When Gabe Schray was in middle school in Stockbridge, he admits he was kind of a mess. He got bullied, in part because he was a new kid. He moved to Stockbridge to live with his dad after he had to leave his grandparents house.
“Yep, my grandfather he died in front of me, so, you know, " said Schray.
That trauma and the social difficulty he had made school almost an afterthought. He continues, "So honestly I just did homework when I felt like it. What the teachers said didn’t matter to me because of what was going on outside of school. My grades were very poor because of that. You know the reflection was so clear it was like a mirror. The more that was going on the worse my grades were.”
Schray started to get it together after his freshman year of high school. He says joining the football team saved him. He's a senior now, and he is well-liked, funny, confident and going to a good college next year.
New research suggests Schray was lucky, because by tenth grade if kids don’t believe they can achieve after high school it’s likely they won’t. That’s even more true for low-income kids, and almost half the kids in Stockbridge are low-income.

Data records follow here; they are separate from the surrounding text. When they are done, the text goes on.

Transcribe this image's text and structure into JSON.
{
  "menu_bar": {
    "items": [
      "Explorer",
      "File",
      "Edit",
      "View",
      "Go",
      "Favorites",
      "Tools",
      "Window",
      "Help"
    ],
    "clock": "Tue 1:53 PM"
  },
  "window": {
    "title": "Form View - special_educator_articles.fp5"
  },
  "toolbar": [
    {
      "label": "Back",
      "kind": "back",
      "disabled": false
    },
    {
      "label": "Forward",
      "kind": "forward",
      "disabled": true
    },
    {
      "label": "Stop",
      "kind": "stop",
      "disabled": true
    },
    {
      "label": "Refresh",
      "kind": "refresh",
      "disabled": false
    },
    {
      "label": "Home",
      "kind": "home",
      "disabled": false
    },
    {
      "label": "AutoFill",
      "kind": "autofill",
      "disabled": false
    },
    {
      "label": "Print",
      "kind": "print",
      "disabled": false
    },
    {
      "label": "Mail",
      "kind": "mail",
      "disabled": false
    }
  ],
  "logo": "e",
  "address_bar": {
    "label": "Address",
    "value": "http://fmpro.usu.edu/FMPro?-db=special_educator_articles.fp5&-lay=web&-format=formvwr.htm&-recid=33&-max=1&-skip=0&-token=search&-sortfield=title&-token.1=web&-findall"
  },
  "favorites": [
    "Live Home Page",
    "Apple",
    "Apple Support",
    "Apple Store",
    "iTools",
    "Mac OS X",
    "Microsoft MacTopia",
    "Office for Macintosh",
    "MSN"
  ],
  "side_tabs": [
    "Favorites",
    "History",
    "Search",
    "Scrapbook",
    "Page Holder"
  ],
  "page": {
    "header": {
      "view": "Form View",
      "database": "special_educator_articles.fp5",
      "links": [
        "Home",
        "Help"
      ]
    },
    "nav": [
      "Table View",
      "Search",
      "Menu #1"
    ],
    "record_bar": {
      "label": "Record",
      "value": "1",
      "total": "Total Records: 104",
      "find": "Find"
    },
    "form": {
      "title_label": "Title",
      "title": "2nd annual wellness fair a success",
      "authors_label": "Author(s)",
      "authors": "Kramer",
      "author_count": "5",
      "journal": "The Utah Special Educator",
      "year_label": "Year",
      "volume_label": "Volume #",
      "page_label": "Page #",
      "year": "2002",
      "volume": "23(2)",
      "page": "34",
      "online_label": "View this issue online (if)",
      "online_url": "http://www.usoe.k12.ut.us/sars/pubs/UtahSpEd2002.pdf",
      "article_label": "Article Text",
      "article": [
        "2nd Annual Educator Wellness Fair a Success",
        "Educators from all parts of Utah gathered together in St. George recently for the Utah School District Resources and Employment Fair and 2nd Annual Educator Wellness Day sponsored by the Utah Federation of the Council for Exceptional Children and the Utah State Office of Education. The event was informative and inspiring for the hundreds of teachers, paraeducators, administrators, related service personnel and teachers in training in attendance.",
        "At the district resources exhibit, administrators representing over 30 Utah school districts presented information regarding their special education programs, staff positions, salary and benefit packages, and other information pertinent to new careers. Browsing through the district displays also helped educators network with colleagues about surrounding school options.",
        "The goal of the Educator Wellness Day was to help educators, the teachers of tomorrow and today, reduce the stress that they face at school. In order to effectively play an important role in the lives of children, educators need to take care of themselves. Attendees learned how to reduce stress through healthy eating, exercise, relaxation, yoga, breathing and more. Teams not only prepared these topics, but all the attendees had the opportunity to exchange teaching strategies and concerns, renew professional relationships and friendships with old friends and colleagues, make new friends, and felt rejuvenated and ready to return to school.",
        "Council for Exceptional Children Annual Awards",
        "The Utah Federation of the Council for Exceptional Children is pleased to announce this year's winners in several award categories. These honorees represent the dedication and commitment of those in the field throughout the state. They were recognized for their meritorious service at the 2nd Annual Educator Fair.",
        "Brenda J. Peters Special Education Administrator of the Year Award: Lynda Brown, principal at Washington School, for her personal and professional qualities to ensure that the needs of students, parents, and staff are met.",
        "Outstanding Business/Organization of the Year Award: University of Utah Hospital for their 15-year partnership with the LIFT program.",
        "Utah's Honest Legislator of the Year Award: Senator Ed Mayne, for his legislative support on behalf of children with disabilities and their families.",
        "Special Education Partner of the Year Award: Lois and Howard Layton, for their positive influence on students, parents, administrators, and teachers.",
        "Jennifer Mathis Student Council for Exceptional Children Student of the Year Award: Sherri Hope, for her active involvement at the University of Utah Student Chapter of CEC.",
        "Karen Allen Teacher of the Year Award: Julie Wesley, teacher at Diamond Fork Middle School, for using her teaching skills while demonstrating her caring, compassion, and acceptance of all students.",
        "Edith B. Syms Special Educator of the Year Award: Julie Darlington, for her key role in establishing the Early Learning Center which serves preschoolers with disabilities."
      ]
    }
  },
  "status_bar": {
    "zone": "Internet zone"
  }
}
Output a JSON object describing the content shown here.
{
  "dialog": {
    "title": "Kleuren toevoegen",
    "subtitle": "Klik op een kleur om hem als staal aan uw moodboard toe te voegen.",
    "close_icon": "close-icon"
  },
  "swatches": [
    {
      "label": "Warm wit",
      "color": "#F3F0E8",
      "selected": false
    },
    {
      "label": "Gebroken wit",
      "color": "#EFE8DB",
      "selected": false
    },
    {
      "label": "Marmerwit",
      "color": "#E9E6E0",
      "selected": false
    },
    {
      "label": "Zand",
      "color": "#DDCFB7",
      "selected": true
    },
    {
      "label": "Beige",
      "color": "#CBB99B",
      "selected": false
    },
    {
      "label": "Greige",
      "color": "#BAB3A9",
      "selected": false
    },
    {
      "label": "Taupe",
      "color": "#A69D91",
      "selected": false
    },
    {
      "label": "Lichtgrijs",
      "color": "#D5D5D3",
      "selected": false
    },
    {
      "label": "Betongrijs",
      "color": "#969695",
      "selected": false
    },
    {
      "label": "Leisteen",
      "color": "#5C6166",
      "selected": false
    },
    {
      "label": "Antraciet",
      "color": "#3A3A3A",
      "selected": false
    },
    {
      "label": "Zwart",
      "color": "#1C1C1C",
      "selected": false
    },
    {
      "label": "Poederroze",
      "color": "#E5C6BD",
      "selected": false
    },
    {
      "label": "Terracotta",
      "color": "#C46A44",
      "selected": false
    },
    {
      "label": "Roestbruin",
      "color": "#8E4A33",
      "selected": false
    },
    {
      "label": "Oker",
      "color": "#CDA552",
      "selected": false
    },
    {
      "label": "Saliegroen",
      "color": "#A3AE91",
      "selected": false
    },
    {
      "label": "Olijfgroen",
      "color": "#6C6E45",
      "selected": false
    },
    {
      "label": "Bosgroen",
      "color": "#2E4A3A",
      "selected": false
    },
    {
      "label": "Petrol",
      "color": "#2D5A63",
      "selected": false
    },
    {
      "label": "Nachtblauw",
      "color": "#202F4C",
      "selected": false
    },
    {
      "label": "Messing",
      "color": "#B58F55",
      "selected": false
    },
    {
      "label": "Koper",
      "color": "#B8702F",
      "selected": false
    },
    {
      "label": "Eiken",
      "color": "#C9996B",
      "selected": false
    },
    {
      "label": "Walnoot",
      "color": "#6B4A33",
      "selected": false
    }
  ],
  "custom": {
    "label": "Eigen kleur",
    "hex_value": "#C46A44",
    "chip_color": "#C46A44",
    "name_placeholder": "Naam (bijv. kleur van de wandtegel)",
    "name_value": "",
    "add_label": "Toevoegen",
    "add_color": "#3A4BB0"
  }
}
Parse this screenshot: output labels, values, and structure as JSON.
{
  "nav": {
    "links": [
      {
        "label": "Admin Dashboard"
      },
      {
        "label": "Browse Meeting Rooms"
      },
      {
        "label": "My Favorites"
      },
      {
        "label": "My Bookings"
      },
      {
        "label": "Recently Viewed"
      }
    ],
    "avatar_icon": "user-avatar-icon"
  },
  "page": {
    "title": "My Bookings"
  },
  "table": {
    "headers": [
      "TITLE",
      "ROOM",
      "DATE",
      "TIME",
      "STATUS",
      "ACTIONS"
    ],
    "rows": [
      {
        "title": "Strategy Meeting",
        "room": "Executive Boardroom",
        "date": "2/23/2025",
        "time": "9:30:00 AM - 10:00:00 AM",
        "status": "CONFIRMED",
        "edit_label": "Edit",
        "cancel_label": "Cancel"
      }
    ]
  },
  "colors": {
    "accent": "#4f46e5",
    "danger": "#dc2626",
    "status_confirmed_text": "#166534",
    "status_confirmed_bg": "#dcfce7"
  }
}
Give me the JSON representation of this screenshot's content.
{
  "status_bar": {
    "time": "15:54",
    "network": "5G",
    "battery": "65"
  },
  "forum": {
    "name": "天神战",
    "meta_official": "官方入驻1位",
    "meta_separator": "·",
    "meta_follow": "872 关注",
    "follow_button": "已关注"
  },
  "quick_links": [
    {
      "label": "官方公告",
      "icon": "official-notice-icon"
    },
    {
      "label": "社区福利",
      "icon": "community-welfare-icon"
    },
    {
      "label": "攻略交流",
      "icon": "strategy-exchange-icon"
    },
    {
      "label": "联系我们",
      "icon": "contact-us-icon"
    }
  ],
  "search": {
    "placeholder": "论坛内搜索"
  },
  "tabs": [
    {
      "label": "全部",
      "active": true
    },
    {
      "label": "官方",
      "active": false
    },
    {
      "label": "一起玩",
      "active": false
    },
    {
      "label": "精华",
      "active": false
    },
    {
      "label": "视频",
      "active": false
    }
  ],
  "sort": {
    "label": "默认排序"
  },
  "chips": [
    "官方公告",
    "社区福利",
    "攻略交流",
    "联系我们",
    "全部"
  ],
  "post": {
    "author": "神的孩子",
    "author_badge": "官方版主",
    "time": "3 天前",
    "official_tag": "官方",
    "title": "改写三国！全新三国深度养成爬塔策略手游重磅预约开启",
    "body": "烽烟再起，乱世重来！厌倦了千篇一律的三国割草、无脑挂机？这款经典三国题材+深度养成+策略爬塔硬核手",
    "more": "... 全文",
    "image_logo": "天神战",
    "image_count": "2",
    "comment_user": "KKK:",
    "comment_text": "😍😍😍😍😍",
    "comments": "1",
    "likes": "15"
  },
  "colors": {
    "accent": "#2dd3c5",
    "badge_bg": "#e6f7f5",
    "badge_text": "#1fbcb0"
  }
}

Many kids start to set their expectations low or downgrade their dreams in middle school, and it sticks. They pick up on and care about others expectations for them.
In Stockbridge the middle school doesn't seem to be held up as a point of pride in the community like the other schools. Middle school principal Brad Edwards describes it this way, “Kind of like the middle child if you will. Just kind of gets left out."